◆ Items from an interface collection
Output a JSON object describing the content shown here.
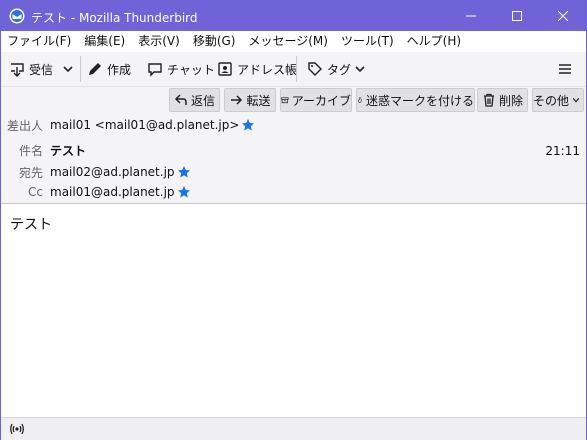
{
  "window": {
    "title": "テスト - Mozilla Thunderbird"
  },
  "menubar": [
    "ファイル(F)",
    "編集(E)",
    "表示(V)",
    "移動(G)",
    "メッセージ(M)",
    "ツール(T)",
    "ヘルプ(H)"
  ],
  "toolbar": {
    "get_mail": "受信",
    "compose": "作成",
    "chat": "チャット",
    "address_book": "アドレス帳",
    "tag": "タグ"
  },
  "header_buttons": {
    "reply": "返信",
    "forward": "転送",
    "archive": "アーカイブ",
    "junk": "迷惑マークを付ける",
    "delete": "削除",
    "other": "その他"
  },
  "message": {
    "from_label": "差出人",
    "from_value": "mail01 <mail01@ad.planet.jp>",
    "subject_label": "件名",
    "subject_value": "テスト",
    "time": "21:11",
    "to_label": "宛先",
    "to_value": "mail02@ad.planet.jp",
    "cc_label": "Cc",
    "cc_value": "mail01@ad.planet.jp",
    "body": "テスト"
  },
  "colors": {
    "titlebar": "#6f63d8",
    "star": "#1a73e8",
    "panel": "#f4f4f6"
  }
}
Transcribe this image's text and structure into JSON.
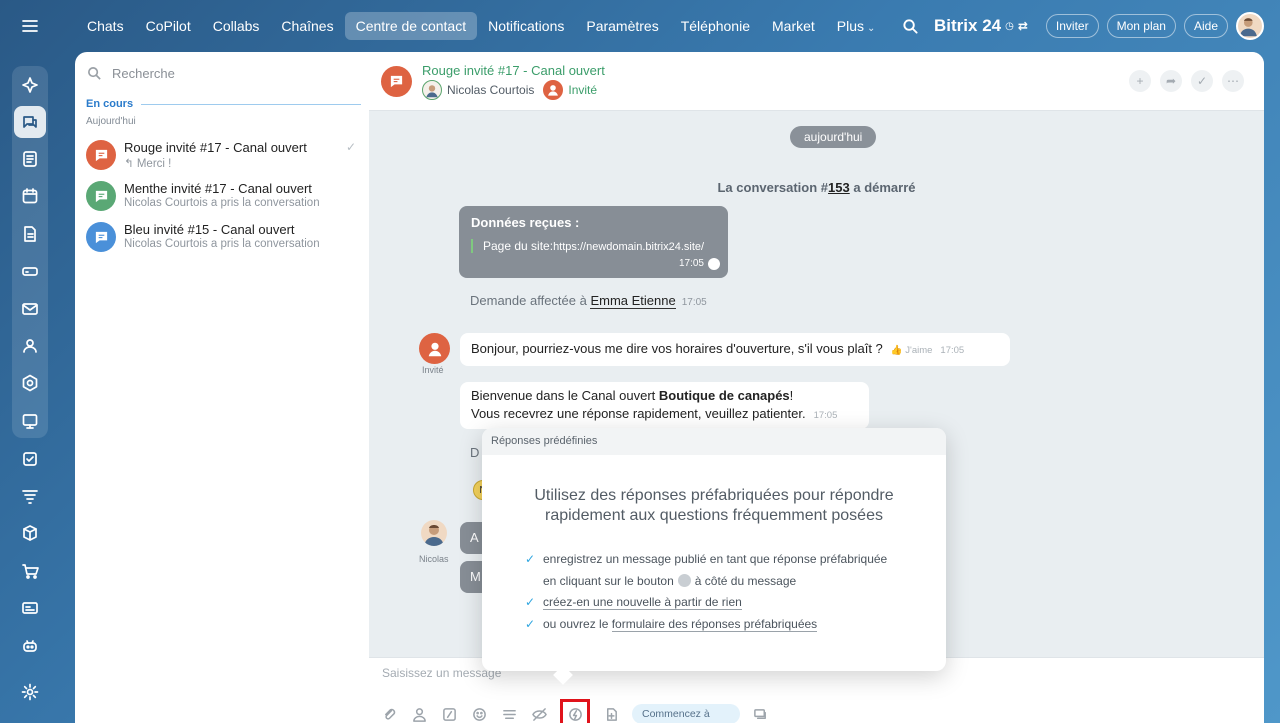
{
  "nav": {
    "items": [
      "Chats",
      "CoPilot",
      "Collabs",
      "Chaînes",
      "Centre de contact",
      "Notifications",
      "Paramètres",
      "Téléphonie",
      "Market",
      "Plus"
    ],
    "brand": "Bitrix 24",
    "invite": "Inviter",
    "plan": "Mon plan",
    "help": "Aide"
  },
  "list": {
    "search_placeholder": "Recherche",
    "section": "En cours",
    "sub": "Aujourd'hui",
    "chats": [
      {
        "title": "Rouge invité #17 - Canal ouvert",
        "subtitle": "Merci !",
        "color": "#de6342"
      },
      {
        "title": "Menthe invité #17 - Canal ouvert",
        "subtitle": "Nicolas Courtois a pris la conversation",
        "color": "#5aa875"
      },
      {
        "title": "Bleu invité #15 - Canal ouvert",
        "subtitle": "Nicolas Courtois a pris la conversation",
        "color": "#4a90d9"
      }
    ]
  },
  "header": {
    "title": "Rouge invité #17 - Canal ouvert",
    "operator": "Nicolas Courtois",
    "guest": "Invité"
  },
  "chat": {
    "date": "aujourd'hui",
    "conv_prefix": "La conversation #",
    "conv_num": "153",
    "conv_suffix": " a démarré",
    "data_title": "Données reçues :",
    "data_label": "Page du site:",
    "data_url": "https://newdomain.bitrix24.site/",
    "data_time": "17:05",
    "assign_text": "Demande affectée à ",
    "assign_name": "Emma Etienne",
    "assign_time": "17:05",
    "guest_name": "Invité",
    "msg1": "Bonjour, pourriez-vous me dire vos horaires d'ouverture, s'il vous plaît ?",
    "msg1_like": "J'aime",
    "msg1_time": "17:05",
    "msg2_a": "Bienvenue dans le Canal ouvert ",
    "msg2_b": "Boutique de canapés",
    "msg2_c": "!",
    "msg2_d": "Vous recevrez une réponse rapidement, veuillez patienter.",
    "msg2_time": "17:05",
    "cut_d": "D",
    "cut_icon": "N",
    "nico_name": "Nicolas",
    "gray1": "A",
    "gray2": "M"
  },
  "popup": {
    "header": "Réponses prédéfinies",
    "title_line1": "Utilisez des réponses préfabriquées pour répondre",
    "title_line2": "rapidement aux questions fréquemment posées",
    "item1": "enregistrez un message publié en tant que réponse préfabriquée",
    "item2a": "en cliquant sur le bouton",
    "item2b": "à côté du message",
    "item3": "créez-en une nouvelle à partir de rien",
    "item4a": "ou ouvrez le ",
    "item4b": "formulaire des réponses préfabriquées"
  },
  "composer": {
    "placeholder": "Saisissez un message",
    "start": "Commencez à"
  }
}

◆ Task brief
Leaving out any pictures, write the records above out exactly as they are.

◆ Answer space
Output a JSON object describing the content shown here.
{
  "window": {
    "title": "テスト - Mozilla Thunderbird"
  },
  "menubar": [
    "ファイル(F)",
    "編集(E)",
    "表示(V)",
    "移動(G)",
    "メッセージ(M)",
    "ツール(T)",
    "ヘルプ(H)"
  ],
  "toolbar": {
    "get_mail": "受信",
    "compose": "作成",
    "chat": "チャット",
    "address_book": "アドレス帳",
    "tag": "タグ"
  },
  "header_buttons": {
    "reply": "返信",
    "forward": "転送",
    "archive": "アーカイブ",
    "junk": "迷惑マークを付ける",
    "delete": "削除",
    "other": "その他"
  },
  "message": {
    "from_label": "差出人",
    "from_value": "mail01 <mail01@ad.planet.jp>",
    "subject_label": "件名",
    "subject_value": "テスト",
    "time": "21:11",
    "to_label": "宛先",
    "to_value": "mail02@ad.planet.jp",
    "cc_label": "Cc",
    "cc_value": "mail01@ad.planet.jp",
    "body": "テスト"
  },
  "colors": {
    "titlebar": "#6f63d8",
    "star": "#1a73e8",
    "panel": "#f4f4f6"
  }
}
Transcribe this image's text and structure into JSON.
{
  "nav": {
    "items": [
      "Chats",
      "CoPilot",
      "Collabs",
      "Chaînes",
      "Centre de contact",
      "Notifications",
      "Paramètres",
      "Téléphonie",
      "Market",
      "Plus"
    ],
    "brand": "Bitrix 24",
    "invite": "Inviter",
    "plan": "Mon plan",
    "help": "Aide"
  },
  "list": {
    "search_placeholder": "Recherche",
    "section": "En cours",
    "sub": "Aujourd'hui",
    "chats": [
      {
        "title": "Rouge invité #17 - Canal ouvert",
        "subtitle": "Merci !",
        "color": "#de6342"
      },
      {
        "title": "Menthe invité #17 - Canal ouvert",
        "subtitle": "Nicolas Courtois a pris la conversation",
        "color": "#5aa875"
      },
      {
        "title": "Bleu invité #15 - Canal ouvert",
        "subtitle": "Nicolas Courtois a pris la conversation",
        "color": "#4a90d9"
      }
    ]
  },
  "header": {
    "title": "Rouge invité #17 - Canal ouvert",
    "operator": "Nicolas Courtois",
    "guest": "Invité"
  },
  "chat": {
    "date": "aujourd'hui",
    "conv_prefix": "La conversation #",
    "conv_num": "153",
    "conv_suffix": " a démarré",
    "data_title": "Données reçues :",
    "data_label": "Page du site:",
    "data_url": "https://newdomain.bitrix24.site/",
    "data_time": "17:05",
    "assign_text": "Demande affectée à ",
    "assign_name": "Emma Etienne",
    "assign_time": "17:05",
    "guest_name": "Invité",
    "msg1": "Bonjour, pourriez-vous me dire vos horaires d'ouverture, s'il vous plaît ?",
    "msg1_like": "J'aime",
    "msg1_time": "17:05",
    "msg2_a": "Bienvenue dans le Canal ouvert ",
    "msg2_b": "Boutique de canapés",
    "msg2_c": "!",
    "msg2_d": "Vous recevrez une réponse rapidement, veuillez patienter.",
    "msg2_time": "17:05",
    "cut_d": "D",
    "cut_icon": "N",
    "nico_name": "Nicolas",
    "gray1": "A",
    "gray2": "M"
  },
  "popup": {
    "header": "Réponses prédéfinies",
    "title_line1": "Utilisez des réponses préfabriquées pour répondre",
    "title_line2": "rapidement aux questions fréquemment posées",
    "item1": "enregistrez un message publié en tant que réponse préfabriquée",
    "item2a": "en cliquant sur le bouton",
    "item2b": "à côté du message",
    "item3": "créez-en une nouvelle à partir de rien",
    "item4a": "ou ouvrez le ",
    "item4b": "formulaire des réponses préfabriquées"
  },
  "composer": {
    "placeholder": "Saisissez un message",
    "start": "Commencez à"
  }
}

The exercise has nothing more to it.